Sounds like an odd thing to say right? After all, hundreds of millions of people across the world struggle with their weight, obesity levels are rising and the call to lose weight is louder than it has ever been. The most frequently used model to assess an individual’s weight is the Body Mass Index (BMI)*. BMI calculates your weight in proportion to your height and labels you underweight, normal, overweight or obese. That’s all well and good except for one thing: BMI neglects the most important variable in its equation: Fat. Rather than advising us to lose a percentage of our body fat, the establishment has for decades, told us to just ‘lose weight’. This oversimplification is not only misleading but detrimental to our longterm health if considered in isolation. If you’re reading this I’m sure the following statement sounds familiar ‘..I just want to lose like 3 lbs, maybe 5…’ Sadly, we still associate better looking body’s and health with a lower number on the scales, when in fact what we need to focus on is lowering our body fat percentage.

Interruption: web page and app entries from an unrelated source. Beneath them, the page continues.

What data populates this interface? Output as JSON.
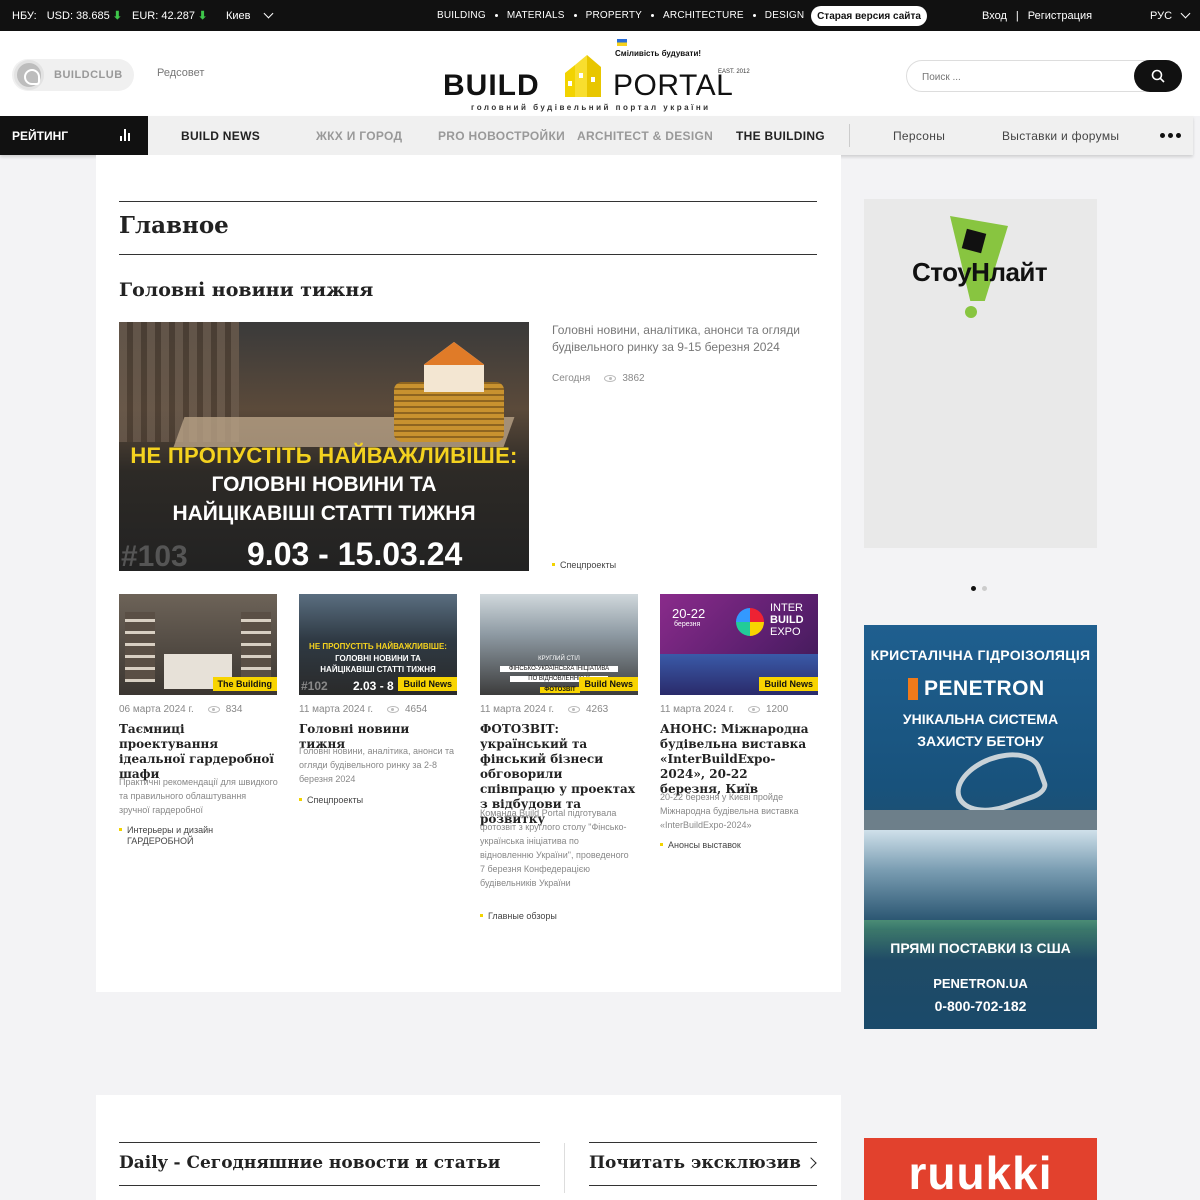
{
  "topbar": {
    "nbu_label": "НБУ:",
    "usd": "USD: 38.685",
    "eur": "EUR: 42.287",
    "arrow": "⬇",
    "city": "Киев",
    "sections": [
      "BUILDING",
      "MATERIALS",
      "PROPERTY",
      "ARCHITECTURE",
      "DESIGN"
    ],
    "old_site": "Старая версия сайта",
    "login": "Вход",
    "divider": "|",
    "register": "Регистрация",
    "lang": "РУС"
  },
  "header": {
    "buildclub": "BUILDCLUB",
    "redsovet": "Редсовет",
    "logo_slogan": "Сміливість будувати!",
    "logo_build": "BUILD",
    "logo_portal": "PORTAL",
    "logo_est": "EAST. 2012",
    "logo_sub": "головний будівельний портал україни",
    "search_placeholder": "Поиск ..."
  },
  "nav": {
    "rating": "РЕЙТИНГ",
    "items": [
      "BUILD NEWS",
      "ЖКХ И ГОРОД",
      "PRO НОВОСТРОЙКИ",
      "ARCHITECT & DESIGN",
      "THE BUILDING",
      "Персоны",
      "Выставки и форумы"
    ]
  },
  "main": {
    "heading": "Главное",
    "week_heading": "Головні новини тижня",
    "hero": {
      "img_line1": "НЕ ПРОПУСТІТЬ НАЙВАЖЛИВІШЕ:",
      "img_line2": "ГОЛОВНІ НОВИНИ ТА",
      "img_line3": "НАЙЦІКАВІШІ СТАТТІ ТИЖНЯ",
      "img_num": "#103",
      "img_dates": "9.03 - 15.03.24",
      "text": "Головні новини, аналітика, анонси та огляди будівельного ринку за 9-15 березня 2024",
      "date": "Сегодня",
      "views": "3862",
      "tag": "Спецпроекты"
    },
    "cards": [
      {
        "badge": "The Building",
        "date": "06 марта 2024 г.",
        "views": "834",
        "title": "Таємниці проектування ідеальної гардеробної шафи",
        "desc": "Практичні рекомендації для швидкого та правильного облаштування зручної гардеробної",
        "tag": "Интерьеры и дизайн ГАРДЕРОБНОЙ"
      },
      {
        "badge": "Build News",
        "img_line1": "НЕ ПРОПУСТІТЬ НАЙВАЖЛИВІШЕ:",
        "img_line2": "ГОЛОВНІ НОВИНИ ТА",
        "img_line3": "НАЙЦІКАВІШІ СТАТТІ ТИЖНЯ",
        "img_num": "#102",
        "img_dates": "2.03 - 8",
        "date": "11 марта 2024 г.",
        "views": "4654",
        "title": "Головні новини тижня",
        "desc": "Головні новини, аналітика, анонси та огляди будівельного ринку за 2-8 березня 2024",
        "tag": "Спецпроекты"
      },
      {
        "badge": "Build News",
        "img_line1": "КРУГЛИЙ СТІЛ",
        "img_line2": "ФІНСЬКО-УКРАЇНСЬКА ІНІЦІАТИВА",
        "img_line3": "ПО ВІДНОВЛЕННЮ У",
        "img_line4": "ФОТОЗВІТ",
        "date": "11 марта 2024 г.",
        "views": "4263",
        "title": "ФОТОЗВІТ: український та фінський бізнеси обговорили співпрацю у проектах з відбудови та розвитку",
        "desc": "Команда Build Portal підготувала фотозвіт з круглого столу \"Фінсько-українська ініціатива по відновленню України\", проведеного 7 березня Конфедерацією будівельників України",
        "tag": "Главные обзоры"
      },
      {
        "badge": "Build News",
        "img_dates": "20-22",
        "img_month": "березня",
        "img_brand1": "INTER",
        "img_brand2": "BUILD",
        "img_brand3": "EXPO",
        "date": "11 марта 2024 г.",
        "views": "1200",
        "title": "АНОНС: Міжнародна будівельна виставка «InterBuildExpo-2024», 20-22 березня, Київ",
        "desc": "20-22 березня у Києві пройде Міжнародна будівельна виставка «InterBuildExpo-2024»",
        "tag": "Анонсы выставок"
      }
    ]
  },
  "sidebar": {
    "ad1_word": "СтоуНлайт",
    "ad2": {
      "line1": "КРИСТАЛІЧНА ГІДРОІЗОЛЯЦІЯ",
      "brand": "PENETRON",
      "line3": "УНІКАЛЬНА СИСТЕМА",
      "line4": "ЗАХИСТУ БЕТОНУ",
      "line5": "ПРЯМІ ПОСТАВКИ ІЗ США",
      "line6": "PENETRON.UA",
      "line7": "0-800-702-182"
    },
    "ad3_word": "ruukki"
  },
  "bottom": {
    "daily": "Daily - Сегодняшние новости и статьи",
    "exclusive": "Почитать эксклюзив"
  },
  "colors": {
    "accent_yellow": "#f8d400",
    "dark": "#111111",
    "green_arrow": "#3ec64a",
    "ruukki_red": "#e2412d"
  }
}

Fun fact: the World Health Organization cites BMI as ‘A crude population measure of obesity ’’. BMI essentially tells us nothing. I am 5ft 6 and weigh 145lbs, making me ‘normal’ by BMI standards*. Contrast that with my body fat percentage of 23%, which puts me into the elite fitness category. BMI incorrectly flags me as normal because it doesn’t consider the muscle mass my body is comprised of. It simply looks at my weight in totality and assumes that at 145lbs I am normal for my height. In reality I am 112 lbs of lean mass (77%) and 33 lbs of fat mass (23%). In contrast, the BMI will also miss an individual who may be underweight for their height but carries a few extra pounds around their waistline, a particularly dangerous place. This method of testing means people are walking around with the opinion that they are perfectly healthy when instead they’re at higher risk of heart disease, diabetes and premature death.
The focus needs to be on losing body fat, not just weight

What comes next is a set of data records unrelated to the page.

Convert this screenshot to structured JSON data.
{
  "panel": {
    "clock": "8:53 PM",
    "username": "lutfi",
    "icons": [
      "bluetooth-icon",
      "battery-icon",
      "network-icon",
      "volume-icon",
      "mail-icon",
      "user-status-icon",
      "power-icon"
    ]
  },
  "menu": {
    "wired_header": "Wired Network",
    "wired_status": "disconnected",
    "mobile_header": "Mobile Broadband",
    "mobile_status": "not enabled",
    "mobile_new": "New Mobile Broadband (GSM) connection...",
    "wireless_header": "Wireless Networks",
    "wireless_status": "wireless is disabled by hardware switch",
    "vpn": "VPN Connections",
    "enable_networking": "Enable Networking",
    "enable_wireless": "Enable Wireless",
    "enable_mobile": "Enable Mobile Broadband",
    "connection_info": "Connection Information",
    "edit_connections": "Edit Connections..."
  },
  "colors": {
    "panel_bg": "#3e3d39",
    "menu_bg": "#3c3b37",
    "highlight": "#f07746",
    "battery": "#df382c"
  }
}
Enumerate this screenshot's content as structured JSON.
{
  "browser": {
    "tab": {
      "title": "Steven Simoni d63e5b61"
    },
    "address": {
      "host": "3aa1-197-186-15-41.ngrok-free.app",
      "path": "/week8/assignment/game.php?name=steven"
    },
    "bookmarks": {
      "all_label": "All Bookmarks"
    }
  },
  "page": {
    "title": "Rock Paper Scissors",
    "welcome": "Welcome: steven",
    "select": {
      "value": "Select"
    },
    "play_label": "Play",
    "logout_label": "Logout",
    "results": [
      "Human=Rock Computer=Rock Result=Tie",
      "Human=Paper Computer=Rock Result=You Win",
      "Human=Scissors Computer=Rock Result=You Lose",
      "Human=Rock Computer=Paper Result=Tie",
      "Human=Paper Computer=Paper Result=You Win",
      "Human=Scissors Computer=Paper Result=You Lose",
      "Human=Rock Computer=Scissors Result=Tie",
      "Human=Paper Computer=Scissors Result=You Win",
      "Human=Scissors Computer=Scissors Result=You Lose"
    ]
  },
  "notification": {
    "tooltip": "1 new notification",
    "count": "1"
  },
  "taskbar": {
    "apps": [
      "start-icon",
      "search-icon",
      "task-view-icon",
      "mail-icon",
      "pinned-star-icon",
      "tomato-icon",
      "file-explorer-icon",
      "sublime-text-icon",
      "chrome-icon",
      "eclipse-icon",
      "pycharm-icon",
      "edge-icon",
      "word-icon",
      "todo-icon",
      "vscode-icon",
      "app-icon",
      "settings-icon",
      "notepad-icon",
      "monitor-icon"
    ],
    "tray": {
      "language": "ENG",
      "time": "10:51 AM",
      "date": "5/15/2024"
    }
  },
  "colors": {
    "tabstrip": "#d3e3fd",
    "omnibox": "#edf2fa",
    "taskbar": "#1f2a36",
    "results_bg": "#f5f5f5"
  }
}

Remember, muscle is more dense than fat, meaning it takes up less space on your body – the net effect is a slimmer figure. To prove my point, on July 12, I set myself a challenge to drop 3% body fat in just five weeks. Friday was game day and after putting my body through what felt like five months of hardcore clean eating and exercise, I made the cut. In those five weeks my waist shrunk to the point I was able to fit back into my Gap pants which was not the case one month earlier. Considering my starting body fat was 26%, a relatively normal level and nowhere near obese, losing 3% in five weeks is quite considerable. What may surprise you though, is that my weight loss was not proportional to the rate I dropped fat. My starting weight was 150 lbs and I ended at 145 lbs, a mere 5 lb total (with a few fluctuations in between). With this in mind, do you still believe weight loss is the primary driver to a slimmer body? If I still haven’t convinced you, here are my before and after shots.
Why lower body fat is crucial to longterm health and longevity
As eluded to earlier, BMI can misclassify individuals because it only considers weight as a total and ignores constituent parts such as fat. However, the goal of using any obesity indicator should be to identify people with excess fat, since fat has been associated with a wide array of illnesses. Visceral fat is a dangerous type of fat ‘that is stored within the abdominal cavity and stored around a number of important internal organs such as the liver, pancreas and intestines’ **. Those with visceral fat store it mostly around their waist and have protruding bellies. Indeed it’s obvious to see in extremely obese individuals, but anyone can have visceral fat, even the skinnier amongst us. The danger of visceral fat is that it can alter your body’s hormonal response and create inflammation. That Inflammation can then increase your risk of a number of illnesses, some of which include (but are not limited to):
The final word
We all strive for that beach body and reach for the scales each time we wish to track our progress. What I hope you have taken from this post is the know-how that it is not weight you must focus on, but body fat. The fat you store not only limits your wardrobe choices but far beyond that, carries silent dangers to your long term health. Next time you visit your gym or doctor, ask them to check your body fat and start there.
As always, Pushing for health xx